what art the valid subnets formula is  265 - subnet mask = block size aka increment number   -  now this is what throws me,
so, for example, if i have a class B network and the mask is 255.255.240.0 (/20) i would use the formula
256-240 = 16 so the block size or increment number is 16. in the book, he makes a chart like this

subnet        0.0         16.0              32.0          48.0
first host     0.1         16.1              32.1          48.1
last host     15.254   31.254         47.254      63.254
broadcast   15.255   31.255        47.255       63.255

so does this mean that in the first column for instance. if the address is 172.16.X.Y the first host address is 172.16.0.1 and the last address in subnet 0.0 is 172.16.15.254? which means there are LOTS of hosts?
0
Comment
Question by:JeffBeall
4 Comments
 
LVL 25

Accepted Solution

by:
Ken Boone earned 167 total points
ID: 40360147
Yes that is exactly what it means... It also measn that 172.16.1.0 and 172.16.2.0 and 3.0, etc.. are all host addresses inside that large block.

Now in the real world you would only carve a class B this large to hand out to sub-organizations where it will be chopped up further.  You would never want a flat network that large.

But you got it!
0
 
LVL 26

Assisted Solution

by:Fred Marshall
Fred Marshall earned 167 total points
ID: 40360153
Forget about "classes" for a moment at least.
I don't know why people continue to introduce this archaic term.  Lazy I guess.

But, to answer your question.  Yes.  That's it.  You have interpreted the table correctly.
0
 
LVL 22

Assisted Solution

by:Jody Lemoine
Jody Lemoine earned 166 total points
ID: 40360154
You've got it exactly. The example you gave gives you 4094 hosts per subnet and 16 equally-sized subnets off of your /16.
0
 
LVL 1

Author Closing Comment

by:JeffBeall
ID: 40360289
ok, thank you.
0

Featured Post

Free Tool: SSL Checker

Scans your site and returns information about your SSL implementation and certificate. Helpful for debugging and validating your SSL configuration.

One of a set of tools we are providing to everyone as a way of saying thank you for being a part of the community.

Question has a verified solution.

If you are experiencing a similar issue, please ask a related question

Meet the world's only “Transparent Cloud™” from Superb Internet Corporation. Now, you can experience firsthand a cloud platform that consistently outperforms Amazon Web Services (AWS), IBM’s Softlayer, and Microsoft’s Azure when it comes to CPU and …
An article on effective troubleshooting
Viewers will learn how to properly install and use Secure Shell (SSH) to work on projects or homework remotely. Download Secure Shell: Follow basic installation instructions: Open Secure Shell and use "Quick Connect" to enter credentials includi…
This video gives you a great overview about bandwidth monitoring with SNMP and WMI with our network monitoring solution PRTG Network Monitor (https://www.paessler.com/prtg). If you're looking for how to monitor bandwidth using netflow or packet s…
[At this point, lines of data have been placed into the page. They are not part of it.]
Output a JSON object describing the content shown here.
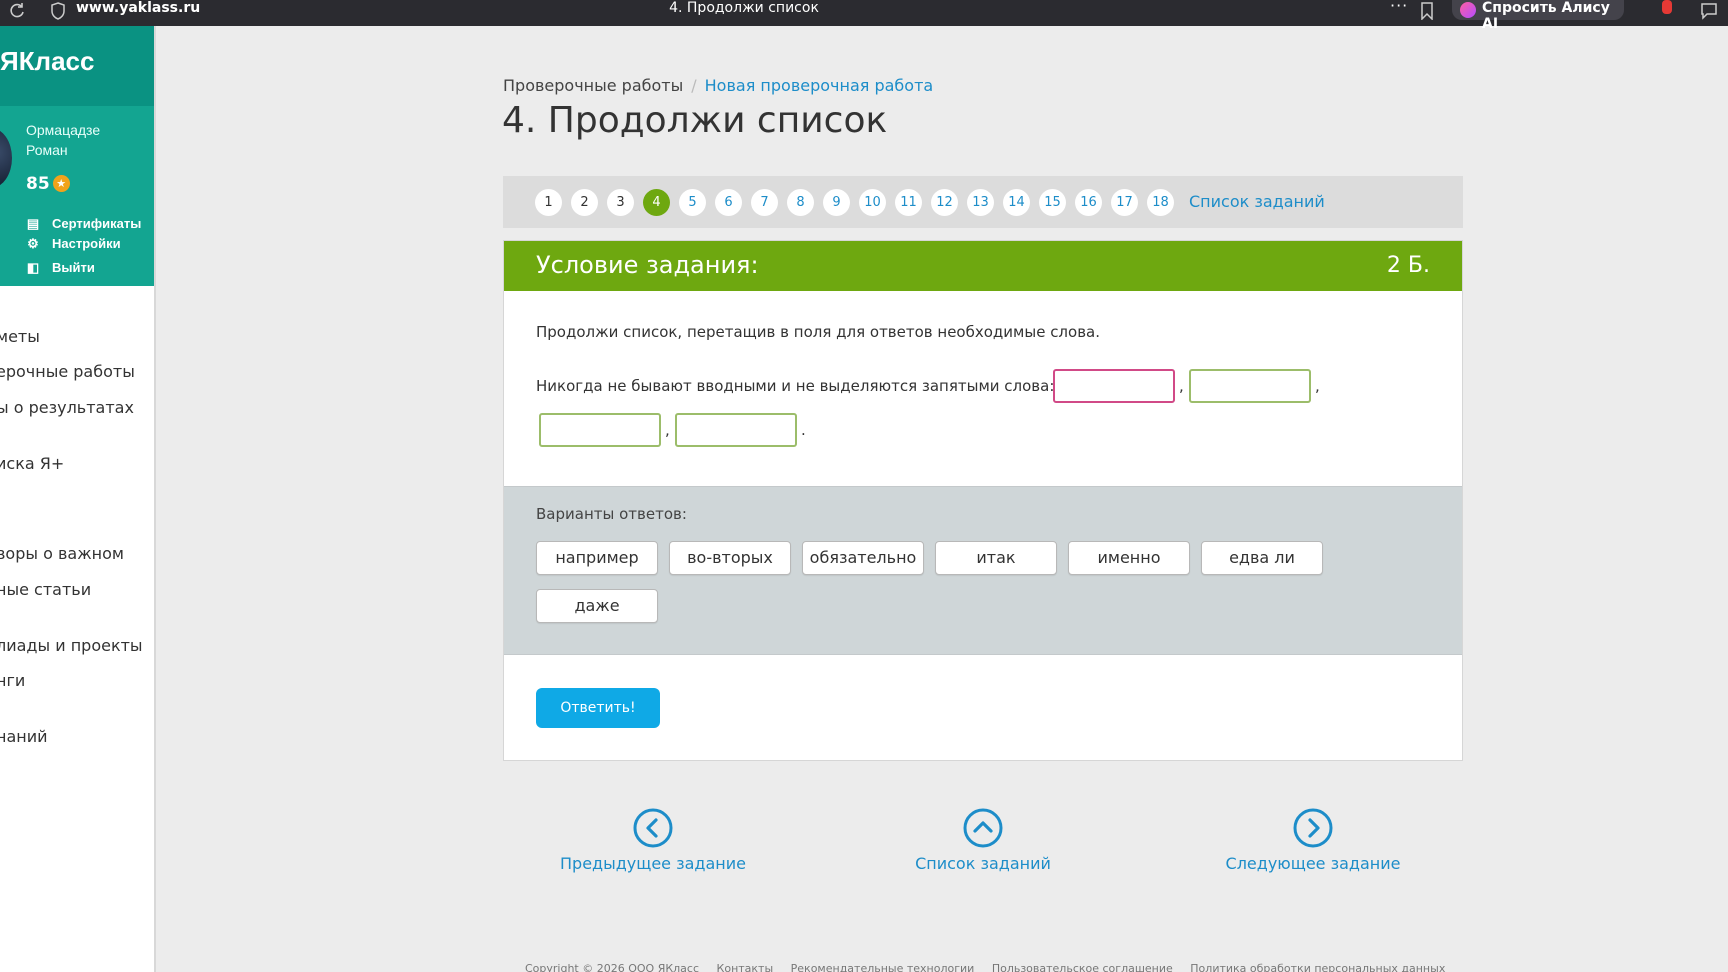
{
  "browser": {
    "url": "www.yaklass.ru",
    "tab_title": "4. Продолжи список",
    "alice_label": "Спросить Алису AI"
  },
  "sidebar": {
    "logo": "ЯКласс",
    "user_name_line1": "Ормацадзе",
    "user_name_line2": "Роман",
    "points": "85",
    "links": [
      "Сертификаты",
      "Настройки",
      "Выйти"
    ],
    "nav": [
      "меты",
      "ерочные работы",
      "ы о результатах",
      "иска Я+",
      "",
      "воры о важном",
      "ные статьи",
      "лиады и проекты",
      "нги",
      "наний"
    ]
  },
  "breadcrumb": {
    "root": "Проверочные работы",
    "current": "Новая проверочная работа"
  },
  "page_title": "4. Продолжи список",
  "pager": {
    "numbers": [
      "1",
      "2",
      "3",
      "4",
      "5",
      "6",
      "7",
      "8",
      "9",
      "10",
      "11",
      "12",
      "13",
      "14",
      "15",
      "16",
      "17",
      "18"
    ],
    "active": "4",
    "task_list_label": "Список заданий"
  },
  "task": {
    "header": "Условие задания:",
    "points": "2 Б.",
    "instruction": "Продолжи список, перетащив в поля для ответов необходимые слова.",
    "question": "Никогда не бывают вводными и не выделяются запятыми слова:",
    "options_label": "Варианты ответов:",
    "options": [
      "например",
      "во-вторых",
      "обязательно",
      "итак",
      "именно",
      "едва ли",
      "даже"
    ],
    "submit_label": "Ответить!"
  },
  "bottom_nav": {
    "prev": "Предыдущее задание",
    "list": "Список заданий",
    "next": "Следующее задание"
  },
  "footer": [
    "Copyright © 2026 ООО ЯКласс",
    "Контакты",
    "Рекомендательные технологии",
    "Пользовательское соглашение",
    "Политика обработки персональных данных"
  ],
  "colors": {
    "brand_teal": "#0a9282",
    "task_green": "#6ea810",
    "link_blue": "#1d8dc9",
    "submit_blue": "#0fa9e6"
  }
}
679 members asked questions and received personalized solutions in the past 7 days.

Join the community of 500,000 technology professionals and ask your questions.

Join & Ask a Question